■ **WORK TO BE COMPLETED**
Please reproduce the listing in full, exactly as given.

■ **MATERIAL TO PROCESS**
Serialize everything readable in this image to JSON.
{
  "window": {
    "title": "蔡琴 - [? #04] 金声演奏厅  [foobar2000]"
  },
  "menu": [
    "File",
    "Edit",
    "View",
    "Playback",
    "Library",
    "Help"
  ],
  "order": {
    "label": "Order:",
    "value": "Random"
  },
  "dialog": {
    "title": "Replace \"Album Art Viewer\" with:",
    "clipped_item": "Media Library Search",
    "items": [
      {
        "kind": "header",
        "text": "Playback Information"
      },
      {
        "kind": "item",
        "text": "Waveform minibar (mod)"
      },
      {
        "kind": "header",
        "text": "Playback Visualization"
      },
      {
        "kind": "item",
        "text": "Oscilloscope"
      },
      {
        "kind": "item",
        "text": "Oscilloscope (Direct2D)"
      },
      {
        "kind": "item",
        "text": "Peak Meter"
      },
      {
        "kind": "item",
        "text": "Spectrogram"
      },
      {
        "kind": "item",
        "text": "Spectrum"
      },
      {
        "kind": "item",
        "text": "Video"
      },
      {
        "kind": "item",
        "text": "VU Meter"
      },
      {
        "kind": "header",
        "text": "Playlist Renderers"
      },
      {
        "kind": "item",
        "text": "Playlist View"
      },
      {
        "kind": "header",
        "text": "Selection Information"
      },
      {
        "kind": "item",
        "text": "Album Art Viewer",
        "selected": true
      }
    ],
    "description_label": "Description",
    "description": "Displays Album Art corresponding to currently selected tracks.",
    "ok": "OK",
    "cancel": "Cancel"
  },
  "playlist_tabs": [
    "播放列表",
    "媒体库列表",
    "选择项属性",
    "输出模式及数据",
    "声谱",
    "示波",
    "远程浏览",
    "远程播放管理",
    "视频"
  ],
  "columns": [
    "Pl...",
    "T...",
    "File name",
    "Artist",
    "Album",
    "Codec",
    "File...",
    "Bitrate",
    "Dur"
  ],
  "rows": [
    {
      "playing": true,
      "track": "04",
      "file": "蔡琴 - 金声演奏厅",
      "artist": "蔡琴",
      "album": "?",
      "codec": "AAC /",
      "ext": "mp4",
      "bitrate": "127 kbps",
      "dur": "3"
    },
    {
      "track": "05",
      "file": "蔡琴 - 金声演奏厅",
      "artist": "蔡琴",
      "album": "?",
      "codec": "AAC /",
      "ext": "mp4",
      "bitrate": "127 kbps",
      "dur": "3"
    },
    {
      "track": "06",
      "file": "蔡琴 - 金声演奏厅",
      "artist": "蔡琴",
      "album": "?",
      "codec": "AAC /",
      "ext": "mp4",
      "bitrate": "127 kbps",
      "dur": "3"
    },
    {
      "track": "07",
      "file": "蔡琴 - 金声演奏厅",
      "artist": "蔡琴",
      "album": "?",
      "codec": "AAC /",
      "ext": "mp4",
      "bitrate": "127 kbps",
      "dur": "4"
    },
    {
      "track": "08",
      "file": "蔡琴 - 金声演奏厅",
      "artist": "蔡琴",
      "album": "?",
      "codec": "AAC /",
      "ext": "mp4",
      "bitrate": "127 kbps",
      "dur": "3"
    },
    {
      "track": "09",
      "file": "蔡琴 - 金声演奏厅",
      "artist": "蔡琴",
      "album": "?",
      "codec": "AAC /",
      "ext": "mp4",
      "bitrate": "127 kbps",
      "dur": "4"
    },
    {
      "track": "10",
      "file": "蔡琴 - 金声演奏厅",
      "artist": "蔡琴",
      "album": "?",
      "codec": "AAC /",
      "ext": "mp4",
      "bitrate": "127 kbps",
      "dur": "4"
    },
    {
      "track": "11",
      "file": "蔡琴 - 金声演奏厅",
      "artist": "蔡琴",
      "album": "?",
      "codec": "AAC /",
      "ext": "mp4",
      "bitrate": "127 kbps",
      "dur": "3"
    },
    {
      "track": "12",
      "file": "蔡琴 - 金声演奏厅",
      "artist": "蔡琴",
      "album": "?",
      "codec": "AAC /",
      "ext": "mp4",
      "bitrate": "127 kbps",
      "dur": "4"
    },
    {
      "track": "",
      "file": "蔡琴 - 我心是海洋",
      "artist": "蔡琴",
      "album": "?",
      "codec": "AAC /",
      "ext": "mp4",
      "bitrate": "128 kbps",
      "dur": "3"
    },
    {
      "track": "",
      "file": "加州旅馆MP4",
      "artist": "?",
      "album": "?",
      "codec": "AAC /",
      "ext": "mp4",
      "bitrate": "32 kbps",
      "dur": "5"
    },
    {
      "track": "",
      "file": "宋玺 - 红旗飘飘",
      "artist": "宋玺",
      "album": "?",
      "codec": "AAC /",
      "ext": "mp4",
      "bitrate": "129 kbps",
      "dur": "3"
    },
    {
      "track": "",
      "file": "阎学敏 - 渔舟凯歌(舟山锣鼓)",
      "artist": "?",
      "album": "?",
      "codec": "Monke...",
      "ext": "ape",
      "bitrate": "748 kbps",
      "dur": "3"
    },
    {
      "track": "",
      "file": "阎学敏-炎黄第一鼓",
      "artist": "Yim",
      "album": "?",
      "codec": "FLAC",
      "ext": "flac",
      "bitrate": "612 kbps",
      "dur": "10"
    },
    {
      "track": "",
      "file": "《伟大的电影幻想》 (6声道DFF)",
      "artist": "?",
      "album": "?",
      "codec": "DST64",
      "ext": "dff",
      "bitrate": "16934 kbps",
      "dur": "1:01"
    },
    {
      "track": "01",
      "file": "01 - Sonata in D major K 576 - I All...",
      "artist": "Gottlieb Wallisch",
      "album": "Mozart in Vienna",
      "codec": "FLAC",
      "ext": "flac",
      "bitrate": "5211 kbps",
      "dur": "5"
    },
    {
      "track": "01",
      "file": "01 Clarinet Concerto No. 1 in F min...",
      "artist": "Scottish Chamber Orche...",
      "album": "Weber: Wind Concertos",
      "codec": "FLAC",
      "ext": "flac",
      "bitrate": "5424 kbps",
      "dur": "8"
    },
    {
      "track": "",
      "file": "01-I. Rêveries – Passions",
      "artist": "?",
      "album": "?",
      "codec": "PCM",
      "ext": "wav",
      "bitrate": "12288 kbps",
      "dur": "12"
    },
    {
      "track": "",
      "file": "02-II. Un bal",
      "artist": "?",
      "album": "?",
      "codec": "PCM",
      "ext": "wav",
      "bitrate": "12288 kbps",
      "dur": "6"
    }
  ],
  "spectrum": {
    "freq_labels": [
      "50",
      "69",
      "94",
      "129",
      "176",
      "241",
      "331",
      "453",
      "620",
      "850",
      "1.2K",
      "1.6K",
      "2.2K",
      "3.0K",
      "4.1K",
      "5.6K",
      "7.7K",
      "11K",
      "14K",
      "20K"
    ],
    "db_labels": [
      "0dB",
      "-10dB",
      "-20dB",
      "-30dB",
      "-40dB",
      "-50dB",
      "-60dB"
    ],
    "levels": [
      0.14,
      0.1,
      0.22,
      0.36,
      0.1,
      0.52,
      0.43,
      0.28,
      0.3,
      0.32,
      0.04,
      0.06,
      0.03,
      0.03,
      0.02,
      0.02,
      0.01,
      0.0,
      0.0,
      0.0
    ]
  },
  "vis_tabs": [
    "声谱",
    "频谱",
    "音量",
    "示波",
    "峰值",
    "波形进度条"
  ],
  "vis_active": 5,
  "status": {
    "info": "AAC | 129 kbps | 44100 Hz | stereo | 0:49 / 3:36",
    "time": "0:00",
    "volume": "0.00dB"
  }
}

■ **EXPECTED ANSWER**
Serialize everything readable in this image to JSON.
{
  "window": {
    "title": "蔡琴 - [? #04] 金声演奏厅  [foobar2000]"
  },
  "menu": [
    "File",
    "Edit",
    "View",
    "Playback",
    "Library",
    "Help"
  ],
  "order": {
    "label": "Order:",
    "value": "Random"
  },
  "dialog": {
    "title": "Replace \"Album Art Viewer\" with:",
    "clipped_item": "Media Library Search",
    "items": [
      {
        "kind": "header",
        "text": "Playback Information"
      },
      {
        "kind": "item",
        "text": "Waveform minibar (mod)"
      },
      {
        "kind": "header",
        "text": "Playback Visualization"
      },
      {
        "kind": "item",
        "text": "Oscilloscope"
      },
      {
        "kind": "item",
        "text": "Oscilloscope (Direct2D)"
      },
      {
        "kind": "item",
        "text": "Peak Meter"
      },
      {
        "kind": "item",
        "text": "Spectrogram"
      },
      {
        "kind": "item",
        "text": "Spectrum"
      },
      {
        "kind": "item",
        "text": "Video"
      },
      {
        "kind": "item",
        "text": "VU Meter"
      },
      {
        "kind": "header",
        "text": "Playlist Renderers"
      },
      {
        "kind": "item",
        "text": "Playlist View"
      },
      {
        "kind": "header",
        "text": "Selection Information"
      },
      {
        "kind": "item",
        "text": "Album Art Viewer",
        "selected": true
      }
    ],
    "description_label": "Description",
    "description": "Displays Album Art corresponding to currently selected tracks.",
    "ok": "OK",
    "cancel": "Cancel"
  },
  "playlist_tabs": [
    "播放列表",
    "媒体库列表",
    "选择项属性",
    "输出模式及数据",
    "声谱",
    "示波",
    "远程浏览",
    "远程播放管理",
    "视频"
  ],
  "columns": [
    "Pl...",
    "T...",
    "File name",
    "Artist",
    "Album",
    "Codec",
    "File...",
    "Bitrate",
    "Dur"
  ],
  "rows": [
    {
      "playing": true,
      "track": "04",
      "file": "蔡琴 - 金声演奏厅",
      "artist": "蔡琴",
      "album": "?",
      "codec": "AAC /",
      "ext": "mp4",
      "bitrate": "127 kbps",
      "dur": "3"
    },
    {
      "track": "05",
      "file": "蔡琴 - 金声演奏厅",
      "artist": "蔡琴",
      "album": "?",
      "codec": "AAC /",
      "ext": "mp4",
      "bitrate": "127 kbps",
      "dur": "3"
    },
    {
      "track": "06",
      "file": "蔡琴 - 金声演奏厅",
      "artist": "蔡琴",
      "album": "?",
      "codec": "AAC /",
      "ext": "mp4",
      "bitrate": "127 kbps",
      "dur": "3"
    },
    {
      "track": "07",
      "file": "蔡琴 - 金声演奏厅",
      "artist": "蔡琴",
      "album": "?",
      "codec": "AAC /",
      "ext": "mp4",
      "bitrate": "127 kbps",
      "dur": "4"
    },
    {
      "track": "08",
      "file": "蔡琴 - 金声演奏厅",
      "artist": "蔡琴",
      "album": "?",
      "codec": "AAC /",
      "ext": "mp4",
      "bitrate": "127 kbps",
      "dur": "3"
    },
    {
      "track": "09",
      "file": "蔡琴 - 金声演奏厅",
      "artist": "蔡琴",
      "album": "?",
      "codec": "AAC /",
      "ext": "mp4",
      "bitrate": "127 kbps",
      "dur": "4"
    },
    {
      "track": "10",
      "file": "蔡琴 - 金声演奏厅",
      "artist": "蔡琴",
      "album": "?",
      "codec": "AAC /",
      "ext": "mp4",
      "bitrate": "127 kbps",
      "dur": "4"
    },
    {
      "track": "11",
      "file": "蔡琴 - 金声演奏厅",
      "artist": "蔡琴",
      "album": "?",
      "codec": "AAC /",
      "ext": "mp4",
      "bitrate": "127 kbps",
      "dur": "3"
    },
    {
      "track": "12",
      "file": "蔡琴 - 金声演奏厅",
      "artist": "蔡琴",
      "album": "?",
      "codec": "AAC /",
      "ext": "mp4",
      "bitrate": "127 kbps",
      "dur": "4"
    },
    {
      "track": "",
      "file": "蔡琴 - 我心是海洋",
      "artist": "蔡琴",
      "album": "?",
      "codec": "AAC /",
      "ext": "mp4",
      "bitrate": "128 kbps",
      "dur": "3"
    },
    {
      "track": "",
      "file": "加州旅馆MP4",
      "artist": "?",
      "album": "?",
      "codec": "AAC /",
      "ext": "mp4",
      "bitrate": "32 kbps",
      "dur": "5"
    },
    {
      "track": "",
      "file": "宋玺 - 红旗飘飘",
      "artist": "宋玺",
      "album": "?",
      "codec": "AAC /",
      "ext": "mp4",
      "bitrate": "129 kbps",
      "dur": "3"
    },
    {
      "track": "",
      "file": "阎学敏 - 渔舟凯歌(舟山锣鼓)",
      "artist": "?",
      "album": "?",
      "codec": "Monke...",
      "ext": "ape",
      "bitrate": "748 kbps",
      "dur": "3"
    },
    {
      "track": "",
      "file": "阎学敏-炎黄第一鼓",
      "artist": "Yim",
      "album": "?",
      "codec": "FLAC",
      "ext": "flac",
      "bitrate": "612 kbps",
      "dur": "10"
    },
    {
      "track": "",
      "file": "《伟大的电影幻想》 (6声道DFF)",
      "artist": "?",
      "album": "?",
      "codec": "DST64",
      "ext": "dff",
      "bitrate": "16934 kbps",
      "dur": "1:01"
    },
    {
      "track": "01",
      "file": "01 - Sonata in D major K 576 - I All...",
      "artist": "Gottlieb Wallisch",
      "album": "Mozart in Vienna",
      "codec": "FLAC",
      "ext": "flac",
      "bitrate": "5211 kbps",
      "dur": "5"
    },
    {
      "track": "01",
      "file": "01 Clarinet Concerto No. 1 in F min...",
      "artist": "Scottish Chamber Orche...",
      "album": "Weber: Wind Concertos",
      "codec": "FLAC",
      "ext": "flac",
      "bitrate": "5424 kbps",
      "dur": "8"
    },
    {
      "track": "",
      "file": "01-I. Rêveries – Passions",
      "artist": "?",
      "album": "?",
      "codec": "PCM",
      "ext": "wav",
      "bitrate": "12288 kbps",
      "dur": "12"
    },
    {
      "track": "",
      "file": "02-II. Un bal",
      "artist": "?",
      "album": "?",
      "codec": "PCM",
      "ext": "wav",
      "bitrate": "12288 kbps",
      "dur": "6"
    }
  ],
  "spectrum": {
    "freq_labels": [
      "50",
      "69",
      "94",
      "129",
      "176",
      "241",
      "331",
      "453",
      "620",
      "850",
      "1.2K",
      "1.6K",
      "2.2K",
      "3.0K",
      "4.1K",
      "5.6K",
      "7.7K",
      "11K",
      "14K",
      "20K"
    ],
    "db_labels": [
      "0dB",
      "-10dB",
      "-20dB",
      "-30dB",
      "-40dB",
      "-50dB",
      "-60dB"
    ],
    "levels": [
      0.14,
      0.1,
      0.22,
      0.36,
      0.1,
      0.52,
      0.43,
      0.28,
      0.3,
      0.32,
      0.04,
      0.06,
      0.03,
      0.03,
      0.02,
      0.02,
      0.01,
      0.0,
      0.0,
      0.0
    ]
  },
  "vis_tabs": [
    "声谱",
    "频谱",
    "音量",
    "示波",
    "峰值",
    "波形进度条"
  ],
  "vis_active": 5,
  "status": {
    "info": "AAC | 129 kbps | 44100 Hz | stereo | 0:49 / 3:36",
    "time": "0:00",
    "volume": "0.00dB"
  }
}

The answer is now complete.